March makes it abundantly clear that we are cyclical beings. Light and dark, old and new, outspoken at times, quietly reserved in others. Passing this through a more philosophical lens it’s easy to come to terms with our own human experience. We will fluctuate and contradict ourselves as we live out our time here – as we learn to adapt to change and take on more relevant versions of ourselves often motivated by specific context.
This is the month that typically involves either a gigantic fall from grace – finding yourself stuck in the monotony of day to day reality after the hype of summer, or it can be a time of spacious processing and the deep awareness you craved amid the previous months as they passed by.
In honour of this, the theme of this month’s links list is dedicated to the impact our surroundings can have on us. Sourcing out interviews, discussions and ideas that explore the way we occupy our environments, and subsequently navigate our roles within them and society at large.
The Barbican was an iconic Avant Garde architectural scheme established in 1982, motivated by the desire to get the heart of central London beating again. The success was in bringing life back into urban living, and allowing citizens to have the best of both worlds: access to an intimate and communal way of existing, all whilst being within one of the largest metropolitan centres in the world. Close to work, close to resources, close to culture, close to community…What more could you want?
Dan Hikuroa is a new kiwi legend, to put it simply. He wants us to rethink our river infrastructure by infusing ancient Maori principles and beliefs into our approach. This interview aired on RNZ 10 days ago but we thought it was well worth a decent recap.
Milan’s Poldi Pezzoli Museum is the former home of one of the city’s most prolific art collectors. Not only are its aesthetic bones impressive, but the story behind it and the pieces that now fill its rooms give regular citizens access to some of the most timeless minds in Italian art history. Annalisa Zanni has dedicated most of her life to modernising and maintaining the museum – living and breathing every aspect of it since the 1970’s. This is her story to tell.
….And our roles within them –
“Dynamics change, and we’re all learning how to change with them. And I think there is a way to be compassionate with it, because to be resentful and to lead with the resentment for what has come years before is difficult to affect change with. But egregious behaviour is egregious behaviour and criminal activity is criminal activity, so let’s put a light there…immediately.”
Laura Dern knows the ins and outs of the film industry like the back of her hand. Growing up daughter to two of the most esteemed actors during their prime, she’s seen the way the industry has modelled the behaviours that are fuelling some of the most prevalent social justice discussions we engage in today. As these come to the surface and bring with them a hunger for much larger questions to be answered, Laura makes a point of sharing some wisdom from the perspective of an actor / artist, and also a mother. One of the best interviews considering the zeitgeist of now that we have stumbled across in a rather long time.
An incredibly poignant musing on motherhood and what it means to be a modern woman today – grieving versions of herself that may not yet have had a chance to be realised, and how society looks on as she stands in the waiting.

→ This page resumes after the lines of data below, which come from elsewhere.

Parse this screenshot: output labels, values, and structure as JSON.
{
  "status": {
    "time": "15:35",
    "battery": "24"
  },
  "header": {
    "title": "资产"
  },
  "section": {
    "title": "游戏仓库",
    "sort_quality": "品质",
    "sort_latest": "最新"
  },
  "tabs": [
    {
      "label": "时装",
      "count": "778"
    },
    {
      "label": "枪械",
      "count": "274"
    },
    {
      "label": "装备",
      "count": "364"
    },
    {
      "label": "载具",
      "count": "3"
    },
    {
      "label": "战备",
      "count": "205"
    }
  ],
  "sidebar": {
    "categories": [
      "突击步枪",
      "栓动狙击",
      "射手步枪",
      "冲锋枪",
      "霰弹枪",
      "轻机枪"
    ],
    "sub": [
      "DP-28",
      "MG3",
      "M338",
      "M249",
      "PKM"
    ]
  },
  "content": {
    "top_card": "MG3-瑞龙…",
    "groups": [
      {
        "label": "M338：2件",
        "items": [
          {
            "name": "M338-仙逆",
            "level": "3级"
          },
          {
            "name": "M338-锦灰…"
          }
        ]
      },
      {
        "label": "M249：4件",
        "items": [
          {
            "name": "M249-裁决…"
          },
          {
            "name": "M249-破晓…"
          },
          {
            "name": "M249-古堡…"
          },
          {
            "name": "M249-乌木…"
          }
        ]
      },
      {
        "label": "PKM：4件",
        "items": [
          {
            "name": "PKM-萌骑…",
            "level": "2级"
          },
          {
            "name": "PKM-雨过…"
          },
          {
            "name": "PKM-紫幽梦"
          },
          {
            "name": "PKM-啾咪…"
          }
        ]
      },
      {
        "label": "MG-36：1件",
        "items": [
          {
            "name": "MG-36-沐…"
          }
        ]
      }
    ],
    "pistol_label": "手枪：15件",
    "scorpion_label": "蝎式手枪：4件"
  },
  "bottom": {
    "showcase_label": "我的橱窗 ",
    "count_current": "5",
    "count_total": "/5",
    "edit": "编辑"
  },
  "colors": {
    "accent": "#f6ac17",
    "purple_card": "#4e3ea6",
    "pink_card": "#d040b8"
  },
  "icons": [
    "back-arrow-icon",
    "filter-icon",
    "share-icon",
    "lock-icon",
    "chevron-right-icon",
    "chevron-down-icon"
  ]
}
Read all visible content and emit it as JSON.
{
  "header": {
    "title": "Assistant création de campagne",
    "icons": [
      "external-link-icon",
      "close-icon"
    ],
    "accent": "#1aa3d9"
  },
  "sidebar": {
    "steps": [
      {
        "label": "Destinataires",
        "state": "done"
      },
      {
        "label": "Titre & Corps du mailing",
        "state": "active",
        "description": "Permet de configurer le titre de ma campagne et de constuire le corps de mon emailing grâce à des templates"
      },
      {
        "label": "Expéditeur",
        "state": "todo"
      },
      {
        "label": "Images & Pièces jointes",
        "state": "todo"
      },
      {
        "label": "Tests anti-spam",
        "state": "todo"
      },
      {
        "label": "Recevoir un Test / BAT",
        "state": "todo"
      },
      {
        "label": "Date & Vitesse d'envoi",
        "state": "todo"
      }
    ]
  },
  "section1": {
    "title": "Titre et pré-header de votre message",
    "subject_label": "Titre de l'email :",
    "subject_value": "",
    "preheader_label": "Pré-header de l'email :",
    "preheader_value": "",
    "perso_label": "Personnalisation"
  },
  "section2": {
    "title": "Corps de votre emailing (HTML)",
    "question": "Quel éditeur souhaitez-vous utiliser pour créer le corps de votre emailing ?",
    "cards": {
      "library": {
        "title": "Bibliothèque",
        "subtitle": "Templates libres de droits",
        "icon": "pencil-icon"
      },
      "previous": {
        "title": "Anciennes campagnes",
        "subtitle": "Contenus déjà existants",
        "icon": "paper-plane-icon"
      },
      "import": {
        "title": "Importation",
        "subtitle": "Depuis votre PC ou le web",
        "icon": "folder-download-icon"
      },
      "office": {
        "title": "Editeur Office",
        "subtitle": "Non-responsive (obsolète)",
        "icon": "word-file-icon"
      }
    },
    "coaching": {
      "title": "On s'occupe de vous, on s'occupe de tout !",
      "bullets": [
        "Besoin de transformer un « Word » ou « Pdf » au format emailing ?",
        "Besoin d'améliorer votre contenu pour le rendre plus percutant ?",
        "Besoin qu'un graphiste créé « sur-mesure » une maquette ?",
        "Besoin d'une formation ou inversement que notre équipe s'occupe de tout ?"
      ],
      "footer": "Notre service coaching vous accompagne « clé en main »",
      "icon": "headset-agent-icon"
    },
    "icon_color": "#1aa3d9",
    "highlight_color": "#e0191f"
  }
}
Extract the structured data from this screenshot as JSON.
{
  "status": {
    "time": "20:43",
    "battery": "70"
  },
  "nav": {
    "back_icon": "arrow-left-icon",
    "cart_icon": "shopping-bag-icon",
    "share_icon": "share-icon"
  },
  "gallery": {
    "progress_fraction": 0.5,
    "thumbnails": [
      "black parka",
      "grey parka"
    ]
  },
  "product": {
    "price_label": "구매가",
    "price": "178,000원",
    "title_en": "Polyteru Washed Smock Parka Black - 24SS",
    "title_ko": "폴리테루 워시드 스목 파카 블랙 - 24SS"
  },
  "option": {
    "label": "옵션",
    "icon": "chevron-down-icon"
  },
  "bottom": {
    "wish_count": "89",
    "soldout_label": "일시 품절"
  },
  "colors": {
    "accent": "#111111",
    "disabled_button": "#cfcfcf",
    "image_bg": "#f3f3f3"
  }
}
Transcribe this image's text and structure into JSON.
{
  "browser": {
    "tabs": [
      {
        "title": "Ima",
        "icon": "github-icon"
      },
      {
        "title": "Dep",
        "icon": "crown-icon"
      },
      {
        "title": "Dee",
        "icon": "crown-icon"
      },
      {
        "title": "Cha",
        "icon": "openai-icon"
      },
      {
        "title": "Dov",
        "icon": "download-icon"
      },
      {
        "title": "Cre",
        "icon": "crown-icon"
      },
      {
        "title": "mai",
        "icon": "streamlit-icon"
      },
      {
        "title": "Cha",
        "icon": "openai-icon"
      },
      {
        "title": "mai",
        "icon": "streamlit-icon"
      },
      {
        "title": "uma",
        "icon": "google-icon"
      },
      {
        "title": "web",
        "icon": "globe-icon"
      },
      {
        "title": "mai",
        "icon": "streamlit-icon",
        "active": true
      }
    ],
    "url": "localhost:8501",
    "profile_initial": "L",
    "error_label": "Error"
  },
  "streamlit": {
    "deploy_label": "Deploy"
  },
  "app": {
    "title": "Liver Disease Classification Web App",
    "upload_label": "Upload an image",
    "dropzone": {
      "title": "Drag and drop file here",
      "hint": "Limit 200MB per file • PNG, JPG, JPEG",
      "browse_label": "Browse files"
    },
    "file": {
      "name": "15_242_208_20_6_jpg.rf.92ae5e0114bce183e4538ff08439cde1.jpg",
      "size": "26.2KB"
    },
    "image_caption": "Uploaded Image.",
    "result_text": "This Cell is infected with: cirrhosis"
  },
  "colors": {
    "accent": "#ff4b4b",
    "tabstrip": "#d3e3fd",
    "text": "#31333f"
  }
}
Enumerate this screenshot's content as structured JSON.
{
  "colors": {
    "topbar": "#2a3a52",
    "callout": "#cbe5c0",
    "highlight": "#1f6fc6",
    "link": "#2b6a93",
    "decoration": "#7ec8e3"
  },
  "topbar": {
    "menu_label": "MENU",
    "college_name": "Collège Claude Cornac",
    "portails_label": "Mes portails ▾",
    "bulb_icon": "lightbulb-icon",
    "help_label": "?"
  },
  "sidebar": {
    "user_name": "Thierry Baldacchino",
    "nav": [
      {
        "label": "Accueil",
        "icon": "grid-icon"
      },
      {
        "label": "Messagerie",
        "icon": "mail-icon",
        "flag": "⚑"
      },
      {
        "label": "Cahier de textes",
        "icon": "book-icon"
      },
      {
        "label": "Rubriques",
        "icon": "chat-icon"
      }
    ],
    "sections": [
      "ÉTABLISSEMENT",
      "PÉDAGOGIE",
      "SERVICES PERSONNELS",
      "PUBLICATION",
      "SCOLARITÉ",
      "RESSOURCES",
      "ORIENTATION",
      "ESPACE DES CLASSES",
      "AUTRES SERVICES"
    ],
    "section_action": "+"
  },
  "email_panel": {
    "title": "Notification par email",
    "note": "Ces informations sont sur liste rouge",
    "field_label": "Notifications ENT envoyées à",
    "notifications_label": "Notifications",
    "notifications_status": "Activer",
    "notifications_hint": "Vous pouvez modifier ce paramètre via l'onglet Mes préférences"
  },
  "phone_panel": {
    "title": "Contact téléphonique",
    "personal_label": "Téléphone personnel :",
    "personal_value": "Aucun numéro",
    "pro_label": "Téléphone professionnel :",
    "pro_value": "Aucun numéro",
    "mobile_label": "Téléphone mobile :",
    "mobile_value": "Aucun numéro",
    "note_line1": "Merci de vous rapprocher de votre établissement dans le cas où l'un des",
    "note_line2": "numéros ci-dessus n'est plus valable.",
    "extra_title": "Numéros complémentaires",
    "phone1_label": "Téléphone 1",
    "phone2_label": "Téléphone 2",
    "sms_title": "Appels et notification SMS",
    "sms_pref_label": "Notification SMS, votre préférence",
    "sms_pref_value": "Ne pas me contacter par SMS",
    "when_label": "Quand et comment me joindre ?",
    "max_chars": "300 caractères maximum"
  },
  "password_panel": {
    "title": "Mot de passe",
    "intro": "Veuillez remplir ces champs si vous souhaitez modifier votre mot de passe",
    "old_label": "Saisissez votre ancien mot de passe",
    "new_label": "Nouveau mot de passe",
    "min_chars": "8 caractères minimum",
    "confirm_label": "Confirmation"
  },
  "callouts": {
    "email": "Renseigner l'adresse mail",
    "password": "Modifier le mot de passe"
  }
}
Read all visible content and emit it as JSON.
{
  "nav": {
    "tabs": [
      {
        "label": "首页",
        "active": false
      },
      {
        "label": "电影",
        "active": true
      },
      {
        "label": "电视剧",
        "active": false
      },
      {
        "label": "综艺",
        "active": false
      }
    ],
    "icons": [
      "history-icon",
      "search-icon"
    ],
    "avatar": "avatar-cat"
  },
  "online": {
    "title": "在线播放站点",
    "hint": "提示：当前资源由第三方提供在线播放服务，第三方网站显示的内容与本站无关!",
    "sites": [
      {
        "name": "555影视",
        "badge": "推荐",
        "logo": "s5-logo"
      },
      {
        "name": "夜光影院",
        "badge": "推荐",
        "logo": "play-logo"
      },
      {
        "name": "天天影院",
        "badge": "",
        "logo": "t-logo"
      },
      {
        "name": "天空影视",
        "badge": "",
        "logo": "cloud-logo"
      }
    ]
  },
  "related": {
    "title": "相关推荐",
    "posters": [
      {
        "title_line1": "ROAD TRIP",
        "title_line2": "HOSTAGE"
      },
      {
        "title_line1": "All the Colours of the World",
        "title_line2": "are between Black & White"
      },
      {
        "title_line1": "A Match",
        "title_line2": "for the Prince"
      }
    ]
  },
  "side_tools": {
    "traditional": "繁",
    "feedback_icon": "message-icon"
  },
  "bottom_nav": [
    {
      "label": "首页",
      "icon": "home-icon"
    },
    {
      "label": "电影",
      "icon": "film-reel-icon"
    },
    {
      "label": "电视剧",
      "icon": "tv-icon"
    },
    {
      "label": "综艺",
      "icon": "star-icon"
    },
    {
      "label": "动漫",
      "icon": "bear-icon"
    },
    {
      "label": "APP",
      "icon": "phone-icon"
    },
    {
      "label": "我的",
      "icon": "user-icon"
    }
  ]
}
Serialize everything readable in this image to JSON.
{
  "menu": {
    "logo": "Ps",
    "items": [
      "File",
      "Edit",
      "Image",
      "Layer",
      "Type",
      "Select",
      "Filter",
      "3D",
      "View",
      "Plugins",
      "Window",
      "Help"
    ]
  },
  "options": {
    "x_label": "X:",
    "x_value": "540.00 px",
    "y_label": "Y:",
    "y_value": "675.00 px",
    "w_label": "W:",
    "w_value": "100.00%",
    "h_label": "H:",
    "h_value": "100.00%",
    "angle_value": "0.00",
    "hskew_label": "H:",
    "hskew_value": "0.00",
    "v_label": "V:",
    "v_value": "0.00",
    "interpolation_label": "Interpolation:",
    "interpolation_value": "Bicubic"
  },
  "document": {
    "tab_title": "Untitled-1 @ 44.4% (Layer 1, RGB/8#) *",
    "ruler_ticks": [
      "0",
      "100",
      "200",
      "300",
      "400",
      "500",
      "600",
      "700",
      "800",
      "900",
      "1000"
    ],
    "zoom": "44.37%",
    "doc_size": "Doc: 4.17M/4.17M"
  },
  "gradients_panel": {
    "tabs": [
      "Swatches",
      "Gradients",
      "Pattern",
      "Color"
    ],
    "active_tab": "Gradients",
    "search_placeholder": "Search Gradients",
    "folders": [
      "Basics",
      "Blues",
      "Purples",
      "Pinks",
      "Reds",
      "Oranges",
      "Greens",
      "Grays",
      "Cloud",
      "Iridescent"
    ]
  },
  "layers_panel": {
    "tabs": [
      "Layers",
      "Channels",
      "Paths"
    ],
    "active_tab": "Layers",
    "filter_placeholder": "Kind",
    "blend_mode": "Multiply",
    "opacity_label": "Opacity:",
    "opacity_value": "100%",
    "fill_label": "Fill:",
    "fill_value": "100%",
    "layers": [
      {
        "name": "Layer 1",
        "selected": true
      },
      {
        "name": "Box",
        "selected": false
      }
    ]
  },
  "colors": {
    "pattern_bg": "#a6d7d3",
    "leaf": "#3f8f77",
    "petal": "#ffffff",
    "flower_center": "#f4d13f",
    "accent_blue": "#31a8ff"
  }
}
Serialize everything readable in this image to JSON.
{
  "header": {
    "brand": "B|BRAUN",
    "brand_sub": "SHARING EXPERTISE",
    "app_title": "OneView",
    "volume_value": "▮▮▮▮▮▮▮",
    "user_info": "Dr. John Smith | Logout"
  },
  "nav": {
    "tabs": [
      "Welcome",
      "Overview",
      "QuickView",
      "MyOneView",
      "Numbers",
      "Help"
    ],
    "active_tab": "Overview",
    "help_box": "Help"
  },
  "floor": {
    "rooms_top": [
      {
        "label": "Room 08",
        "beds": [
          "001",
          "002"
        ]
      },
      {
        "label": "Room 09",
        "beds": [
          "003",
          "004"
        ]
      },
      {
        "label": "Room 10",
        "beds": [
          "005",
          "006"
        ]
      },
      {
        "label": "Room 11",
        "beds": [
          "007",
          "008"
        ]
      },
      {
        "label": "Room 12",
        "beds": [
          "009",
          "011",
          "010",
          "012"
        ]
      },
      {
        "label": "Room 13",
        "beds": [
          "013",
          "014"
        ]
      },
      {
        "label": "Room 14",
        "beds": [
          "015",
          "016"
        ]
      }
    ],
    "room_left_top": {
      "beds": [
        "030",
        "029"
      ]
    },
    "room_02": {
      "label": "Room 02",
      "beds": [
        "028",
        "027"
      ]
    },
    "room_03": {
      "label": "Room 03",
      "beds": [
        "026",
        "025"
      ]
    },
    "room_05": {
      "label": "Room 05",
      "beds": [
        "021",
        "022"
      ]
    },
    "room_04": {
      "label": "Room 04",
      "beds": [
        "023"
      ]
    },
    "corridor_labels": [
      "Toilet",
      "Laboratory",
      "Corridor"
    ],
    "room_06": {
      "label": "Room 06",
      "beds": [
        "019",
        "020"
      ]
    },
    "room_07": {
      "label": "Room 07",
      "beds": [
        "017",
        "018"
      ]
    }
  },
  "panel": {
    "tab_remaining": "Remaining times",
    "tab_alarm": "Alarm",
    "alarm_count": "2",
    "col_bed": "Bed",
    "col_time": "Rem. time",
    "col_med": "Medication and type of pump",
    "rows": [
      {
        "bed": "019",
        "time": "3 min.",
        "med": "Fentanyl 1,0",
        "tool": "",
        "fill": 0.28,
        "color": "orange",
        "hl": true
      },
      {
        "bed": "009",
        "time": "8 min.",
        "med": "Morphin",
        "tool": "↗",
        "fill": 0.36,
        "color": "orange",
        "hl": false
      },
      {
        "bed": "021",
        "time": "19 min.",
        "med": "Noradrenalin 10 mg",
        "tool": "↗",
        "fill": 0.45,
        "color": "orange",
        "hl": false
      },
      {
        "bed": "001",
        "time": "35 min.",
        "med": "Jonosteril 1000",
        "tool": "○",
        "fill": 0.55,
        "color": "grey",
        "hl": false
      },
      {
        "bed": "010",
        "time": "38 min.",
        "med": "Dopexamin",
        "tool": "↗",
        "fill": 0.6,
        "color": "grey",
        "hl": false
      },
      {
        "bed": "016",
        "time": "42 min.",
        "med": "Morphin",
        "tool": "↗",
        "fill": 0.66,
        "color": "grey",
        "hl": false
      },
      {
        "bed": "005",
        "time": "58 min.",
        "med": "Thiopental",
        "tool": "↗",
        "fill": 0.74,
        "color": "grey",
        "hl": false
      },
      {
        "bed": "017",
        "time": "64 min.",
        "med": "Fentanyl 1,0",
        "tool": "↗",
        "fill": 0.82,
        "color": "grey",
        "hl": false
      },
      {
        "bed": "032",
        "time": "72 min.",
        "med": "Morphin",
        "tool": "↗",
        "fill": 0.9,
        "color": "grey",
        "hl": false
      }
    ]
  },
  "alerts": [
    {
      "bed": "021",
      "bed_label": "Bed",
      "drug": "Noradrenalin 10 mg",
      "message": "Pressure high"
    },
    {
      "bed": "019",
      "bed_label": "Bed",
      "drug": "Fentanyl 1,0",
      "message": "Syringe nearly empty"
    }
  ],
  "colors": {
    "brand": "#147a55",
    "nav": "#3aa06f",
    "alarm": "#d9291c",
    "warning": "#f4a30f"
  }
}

“Biological clocks, without acknowledgement or even a simple introduction, seem to begin their reign with haste. An abrupt panel of loudmouthed judges link age with fertility, scoring accordingly and offering their opinions, wanted or not. Typically marking women on their childbearing activities, these clocks tick similarly to other time-tracking and goal-keeping tools we use to assess our success and happiness.”
A universal priority and perspective adjustment from Thoreau is always very welcomed…The wisdom of this writer’s consideration is comfort to anyone feeling burnt out, frustrated and dispirited by our culture of constant news consumption and frightening media input.
Image one: The Barbican, London.